Before I get started on this week’s missive – note at the end that I’ve added a new segment to my top ten. There is so much activity “at Auction” (i.e. Trustee Sale) and I now have a business relationship with a broker who does just this. So I’ve included some hot Auction deals. If you want to learn more about buying a home on the courthouse steps – after default but before it goes back to the bank – contact me. These are now becoming viable. (Note: please subscribe to the newsletter to see this information.)
Earthquakes are like Real Estate
It’s all about location

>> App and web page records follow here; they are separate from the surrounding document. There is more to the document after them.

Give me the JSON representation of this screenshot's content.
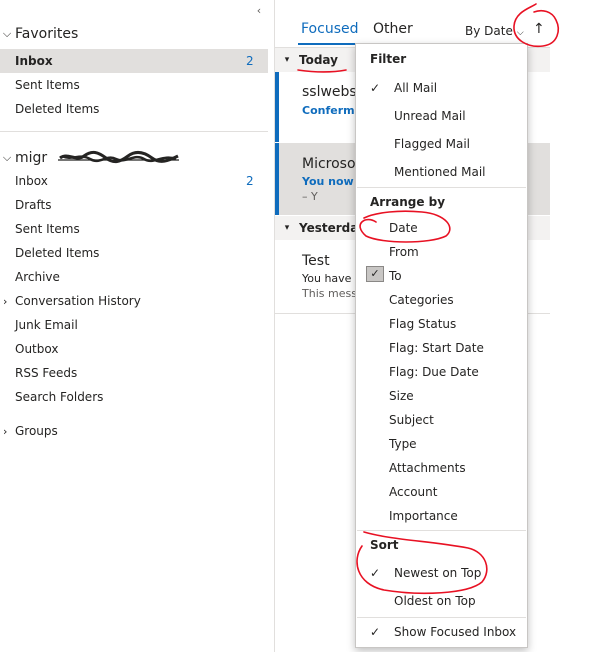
{
  "folder_pane": {
    "collapse_glyph": "‹",
    "favorites": {
      "title": "Favorites",
      "items": [
        {
          "label": "Inbox",
          "count": "2"
        },
        {
          "label": "Sent Items",
          "count": ""
        },
        {
          "label": "Deleted Items",
          "count": ""
        }
      ]
    },
    "account": {
      "title": "migr",
      "items": [
        {
          "label": "Inbox",
          "count": "2"
        },
        {
          "label": "Drafts",
          "count": ""
        },
        {
          "label": "Sent Items",
          "count": ""
        },
        {
          "label": "Deleted Items",
          "count": ""
        },
        {
          "label": "Archive",
          "count": ""
        },
        {
          "label": "Conversation History",
          "count": ""
        },
        {
          "label": "Junk Email",
          "count": ""
        },
        {
          "label": "Outbox",
          "count": ""
        },
        {
          "label": "RSS Feeds",
          "count": ""
        },
        {
          "label": "Search Folders",
          "count": ""
        }
      ]
    },
    "groups": {
      "title": "Groups"
    }
  },
  "message_list": {
    "tabs": {
      "focused": "Focused",
      "other": "Other"
    },
    "sort_label": "By Date",
    "sort_direction_glyph": "↑",
    "sections": {
      "today": "Today",
      "yesterday": "Yesterday"
    },
    "messages": [
      {
        "sender": "sslwebs",
        "subject": "Conferma",
        "preview": ""
      },
      {
        "sender": "Microso",
        "subject": "You now f",
        "preview": "–        Y"
      },
      {
        "sender": "Test",
        "subject": "You have b",
        "preview": "This messa"
      }
    ]
  },
  "sort_menu": {
    "filter": {
      "heading": "Filter",
      "items": [
        {
          "label": "All Mail",
          "checked": true
        },
        {
          "label": "Unread Mail",
          "checked": false
        },
        {
          "label": "Flagged Mail",
          "checked": false
        },
        {
          "label": "Mentioned Mail",
          "checked": false
        }
      ]
    },
    "arrange": {
      "heading": "Arrange by",
      "items": [
        "Date",
        "From",
        "To",
        "Categories",
        "Flag Status",
        "Flag: Start Date",
        "Flag: Due Date",
        "Size",
        "Subject",
        "Type",
        "Attachments",
        "Account",
        "Importance"
      ],
      "selected": "Date"
    },
    "sort": {
      "heading": "Sort",
      "items": [
        {
          "label": "Newest on Top",
          "checked": true
        },
        {
          "label": "Oldest on Top",
          "checked": false
        }
      ]
    },
    "show_focused": {
      "label": "Show Focused Inbox",
      "checked": true
    }
  },
  "colors": {
    "accent": "#0f6cbd",
    "selection": "#e1dfdd",
    "annotation": "#e81123"
  }
}
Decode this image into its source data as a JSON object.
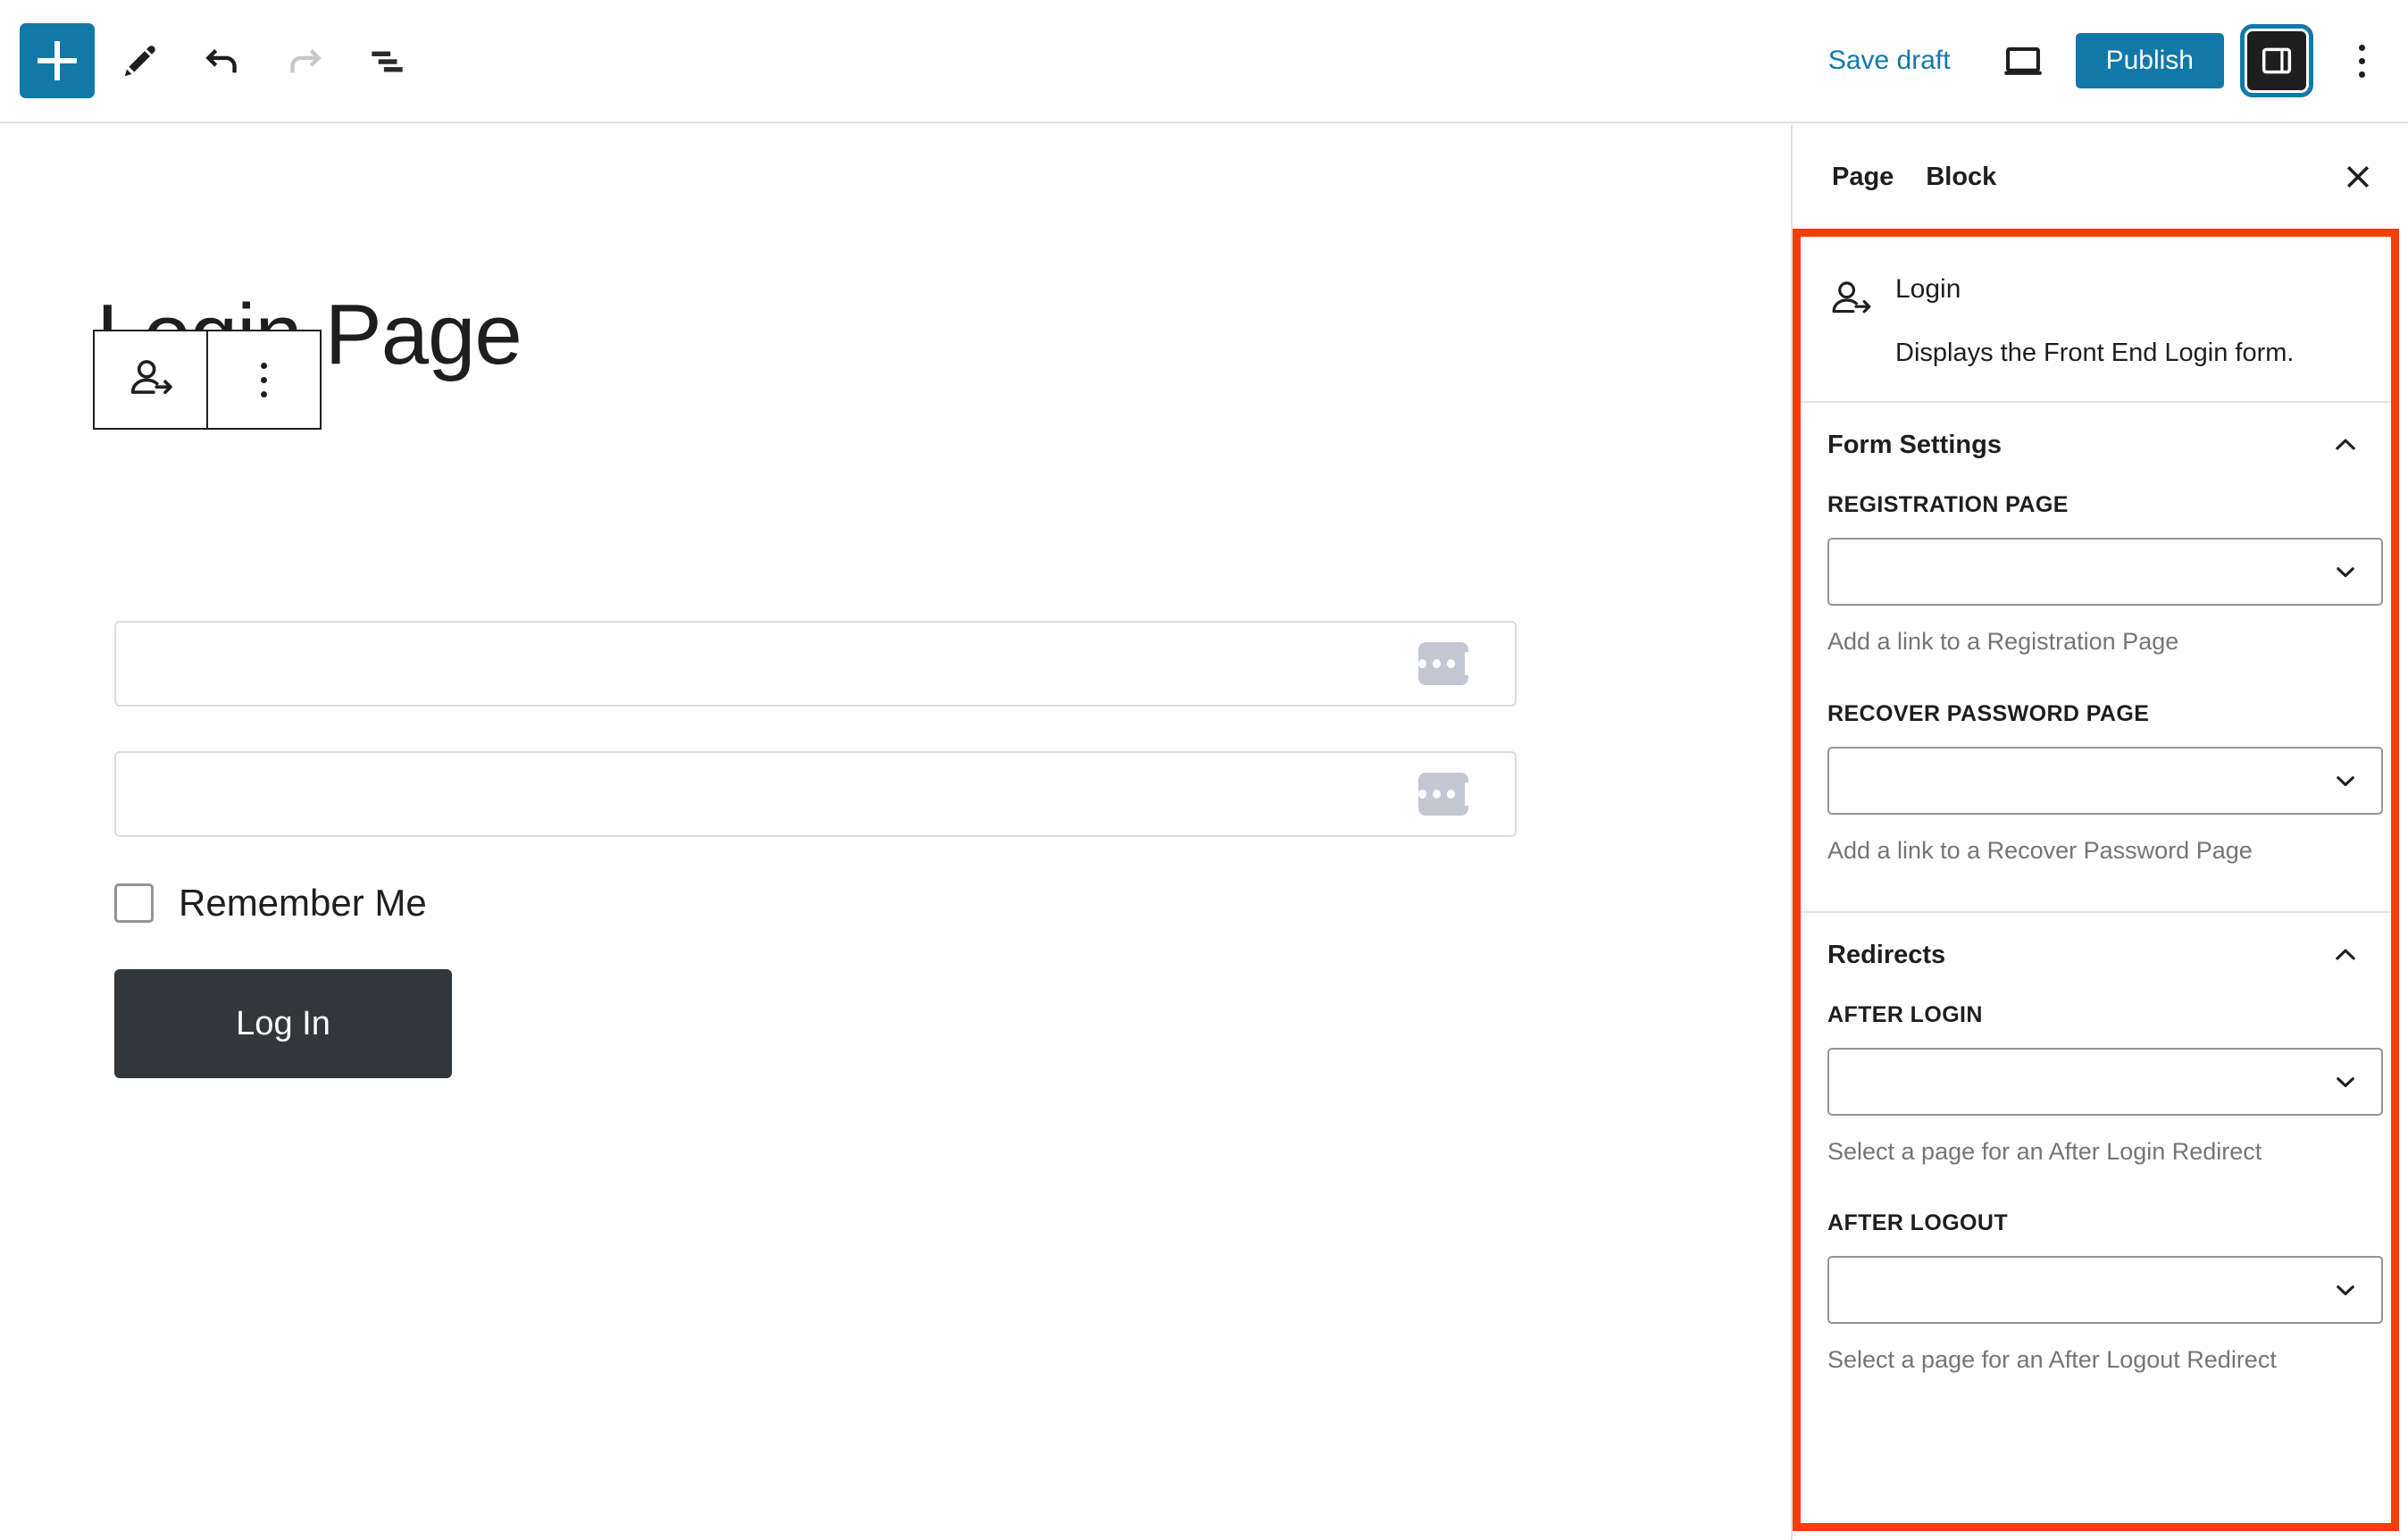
{
  "theme": {
    "accent": "#1278a8",
    "highlight": "#fa3b0a",
    "dark": "#1e1e1e",
    "button_dark": "#32373c"
  },
  "header": {
    "add_block_label": "+",
    "tools": [
      {
        "name": "add-block-icon",
        "label": "Add block"
      },
      {
        "name": "edit-pencil-icon",
        "label": "Tools"
      },
      {
        "name": "undo-icon",
        "label": "Undo"
      },
      {
        "name": "redo-icon",
        "label": "Redo"
      },
      {
        "name": "list-view-icon",
        "label": "Document overview"
      }
    ],
    "save_draft_label": "Save draft",
    "preview_icon_label": "View",
    "publish_label": "Publish",
    "settings_toggle_label": "Settings",
    "more_options_label": "Options"
  },
  "editor": {
    "post_title": "Login Page",
    "block_toolbar": {
      "block_icon_name": "login-user-arrow-icon",
      "options_label": "Options"
    },
    "login_form": {
      "username_value": "",
      "username_placeholder": "",
      "password_value": "",
      "password_placeholder": "",
      "remember_label": "Remember Me",
      "remember_checked": false,
      "submit_label": "Log In"
    }
  },
  "sidebar": {
    "tabs": [
      {
        "label": "Page",
        "active": false
      },
      {
        "label": "Block",
        "active": true
      }
    ],
    "close_label": "Close settings",
    "block_card": {
      "icon_name": "login-user-arrow-icon",
      "title": "Login",
      "description": "Displays the Front End Login form."
    },
    "panels": [
      {
        "title": "Form Settings",
        "expanded": true,
        "fields": [
          {
            "label": "REGISTRATION PAGE",
            "value": "",
            "help": "Add a link to a Registration Page"
          },
          {
            "label": "RECOVER PASSWORD PAGE",
            "value": "",
            "help": "Add a link to a Recover Password Page"
          }
        ]
      },
      {
        "title": "Redirects",
        "expanded": true,
        "fields": [
          {
            "label": "AFTER LOGIN",
            "value": "",
            "help": "Select a page for an After Login Redirect"
          },
          {
            "label": "AFTER LOGOUT",
            "value": "",
            "help": "Select a page for an After Logout Redirect"
          }
        ]
      }
    ]
  }
}
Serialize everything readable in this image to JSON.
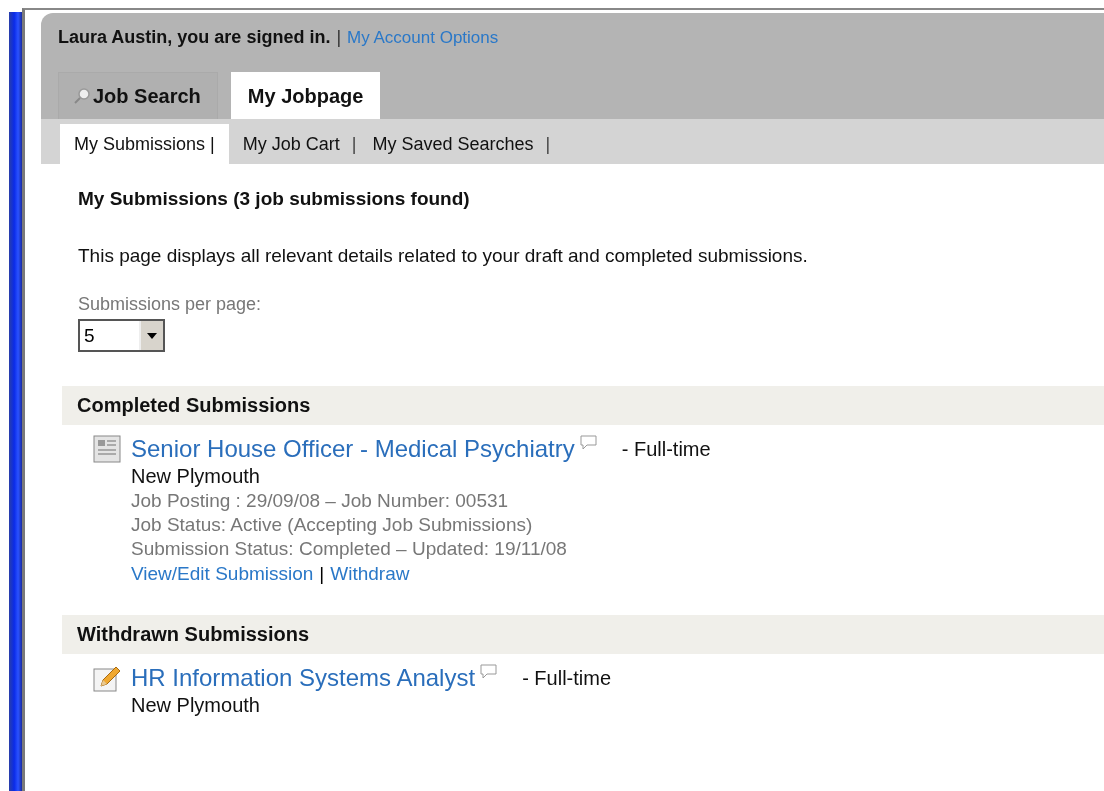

Do you remember several weeks ago when we had an earthquake locally at 3:13 in the morning? Everyone in the office was talking about it. “Wow – did you feel that last night?” Man oh man did I feel it! I was already awake for some reason at 3:13, so it felt that much bigger since it didn’t stir me from a deep sleep. I lay there with my heart thumping worried about what would happen to us financially if we had to repair a severely damaged home (funny our personal safety didn’t come to mind – I was just worried about damage! Give a psychologist that one. . .). I reached over to my bedside radio, flipped on KGO and heard – nothing. Nothing? How could that be – this was a HUGE earthquake!?! There must be massive damage throughout the Bay Area! Why was there no Emergency Broadcast System on the radio?
Because it was a 3.3 magnitude earthquake – noticeable, but did no damage. Why had it so thoroughly freaked me out? Because it was almost directly under my house. Like Real Estate – the location of an Earthquake is everything. Small but close can feel as bad as big and distant.
Fourteen days ago a massive 9.0 Earthquake hit Japan. What could have been an amazing “win” story – very little damage to high rise buildings and a true testament to buildings built to new earthquake standards (unlike Haiti a year ago), of course went very wrong when on the heels of this massive earthquake came the devastating tsunami. Which in turn triggered the nuclear energy scare. And while we are probably safe from tsunami in the San Ramon Valley – our Bay Area and precious Pacific Coast is certainly not.
Not one to normally be shaken (no pun intended) by earthquakes – the combination of our little, but very local earthquake several weeks ago and the massive quake with massive affect in Japan has gotten me thinking. While it is unlikely that any quake in this region will match the magnitude of Japan’s – if it originates along the Hayward fault, it may be as violent because we will be right on top of it. Remember, Loma Prieta was nearly 50 miles away in the Santa Cruz Mountains – and look at the damage that did.
So. . .Are we ready? I’m not – and I’m ready to do something about that. For years we’ve been hearing about a 72 hour plan – but the reality is that Emergency Services will be wholly consumed with immediate life threatening needs before they will get to those of us who are merely shaken up by the quake (we can only hope to be on the right end of that equation). So what can we do – right now, to feel better prepared?
- Prepare a disaster kit with water, packaged food, flashlight, first-aid supplies and medication. Keep an “overnight bag” with critical toiletries and meds in a safe, secure spot. In a car that stays parked outside is a safe bet. A car in the garage – no so much.
- Formulate a family plan: determine which room offers the best shelter at home and where you will meet later if you are separated. If you have children no longer living at home, designate a family member as the “control tower” for the family. Everyone knows to call “cousin Joe” and that person will be the central source of family information if local lines of communication are down.
- Secure tall furniture and strap your water heater to the wall.
- Know how to operate all your utility shut-offs. Homes purchased in Contra Costa County (like Alamo and Diablo) in the past three years have been required to install the new Gas Valve Shut-off. But this does not apply to our local cities – Danville, San Ramon, Walnut Creek, and doesn’t apply to county homes that haven’t sold in the past three years – so assume YOU need to shut off the gas and other utilities. (I have no idea how to do this on my home. . .).
While faults typically “break” every 150 years – the likelihood that all will break at the same time is impossible, so the chances of a serious quake in our immediate area happening sometime in the next 30 years is pretty good.
So take a few minutes and take the simple steps outlined above. We can’t prevent that earthquake, but at least we can be prepared.